There is a need of reducing the uncertainty in traffic loading-induced settlements within railway embankments. A previously developed model for unbound stone-based materials has been implemented for modelling rockfill embankments. Particles were represented by simple breakable tetrahedral clumps of spheres with four asperities each. Both corner breakage and particle splitting were allowed. Embankments with heights between 2 and 10 m were generated by successive dumping and compaction of layers of clumps on top of each other, mimicking the construction of real embankments. Cyclic loading of the embankments representing railway traffic, for both breakable and unbreakable assemblies, was carried out. Results show that the mechanical response is marked by a substantial degree of uncertainty exacerbated by particle degradation, especially for intermediate to high embankments. An analysis of particle rotation showed that particle rearrangement mostly accumulates in the top layers, resulting in a lack of influence of embankment height on settlements. Breakage, even being of (very) limited magnitude, had a statistically significant effect. Good agreement with common geostatic theories predicting horizontal pressures was also observed. Regarding resilient response, linear stiffening with embankment height is observed with a minor influence of breakage. All in all, it is shown that the specific scale, boundary and stress conditions of embankments results in a behaviour deviating from that observed under triaxial conditions. Therefore, the key contribution is showing that it is possible to realistically model high rockfill embankments under a large number of loading cycles and furthermore including degradation, something not attempted to date. Graphic abstract

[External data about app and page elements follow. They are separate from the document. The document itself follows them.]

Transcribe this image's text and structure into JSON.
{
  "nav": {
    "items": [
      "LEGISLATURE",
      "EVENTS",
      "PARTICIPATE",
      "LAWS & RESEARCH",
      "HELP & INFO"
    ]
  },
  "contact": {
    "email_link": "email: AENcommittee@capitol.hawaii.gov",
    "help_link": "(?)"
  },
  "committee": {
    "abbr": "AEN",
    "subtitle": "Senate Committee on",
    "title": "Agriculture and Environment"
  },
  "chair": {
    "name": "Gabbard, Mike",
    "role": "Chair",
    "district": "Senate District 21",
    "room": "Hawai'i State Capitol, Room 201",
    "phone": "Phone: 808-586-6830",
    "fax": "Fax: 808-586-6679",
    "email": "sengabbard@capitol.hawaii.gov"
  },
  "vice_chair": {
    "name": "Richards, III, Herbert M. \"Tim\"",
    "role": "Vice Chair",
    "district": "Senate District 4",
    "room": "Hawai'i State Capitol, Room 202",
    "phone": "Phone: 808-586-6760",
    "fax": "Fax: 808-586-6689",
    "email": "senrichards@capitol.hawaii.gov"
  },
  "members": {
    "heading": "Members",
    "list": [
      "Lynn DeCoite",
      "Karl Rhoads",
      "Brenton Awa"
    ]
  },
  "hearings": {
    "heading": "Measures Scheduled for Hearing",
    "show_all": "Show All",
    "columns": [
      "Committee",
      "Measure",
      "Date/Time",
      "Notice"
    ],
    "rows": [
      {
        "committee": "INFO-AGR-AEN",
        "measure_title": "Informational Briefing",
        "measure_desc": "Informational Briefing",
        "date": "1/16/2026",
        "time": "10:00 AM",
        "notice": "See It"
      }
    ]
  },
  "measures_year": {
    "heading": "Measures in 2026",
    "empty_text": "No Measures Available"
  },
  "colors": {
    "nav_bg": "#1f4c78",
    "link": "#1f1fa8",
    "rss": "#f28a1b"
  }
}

Measurement of ice pressure on a concrete dam with a prototype ice load panel
This paper presents the development and installation of a prototype ice load panel and measurements of ice load from February 2016 to February 2018 at the Rätan hydropower dam in Sweden. The design of the 1 × 3 m2 panel enables direct measurement of ice pressure on the concrete surface is based on previous experience from similar measurements with sea ice. Important features of the design are sufficient height and width to reduce scale effects and to cover the ice thickness and variations in water level. The Rätan dam was chosen based on several criteria so that the ice load is considered to be reasonably idealized against the dam structure.
For the three winters 2016, 2016/2017, 2017/2018, the maximum ice load recorded was 161 kN/m, 164 kN/m and 61 kN/m respectively. There were significant daily fluctuations during the cold winter months, and the daily peak ice loads showed a visual correlation with the daily average temperature and with the daily pattern of operation of the power station with its corresponding water level variations.
Flow Expansion and Deflection Downstream of a Symmetric Multi-gate Sluice Structure
A sluice structure with multiple gates is often followed by an enlarging channel downstream. Experiments are conducted for different enlargement ratios in cross-section and Froude numbers at the gates. A large-scale PIV system is adopted to capture the surface flow field for examination of the flow features. The study shows that, despite the centrally placed sluice structure with symmetric outflow, a hydraulic jump occurs and the main flow downstream exhibits, in terms of expansion and deflection, a high degree of asymmetry and formation of large circulation zones. The degree of deflection increases significantly along the longitudinal direction for all the enlargement ratios except the smallest. The toe of the hydraulic jump is controlled at the upper edge of the sloping surface downstream of the gates. In light of outflow width, Froude number and enlargement ratio, the flow is classified into three regions. Immediately downstream, the effect of outflow width gradually decreases with increasing Froude number. Further downstream, the degree of deflection augments with increasing enlargement ratio, with circulation zones. At a given cross-section, the degree of expansion is positively related to the enlargement ratio. The study is expected to provide guidance for examination of similar issues of flow pattern and erosion protection design.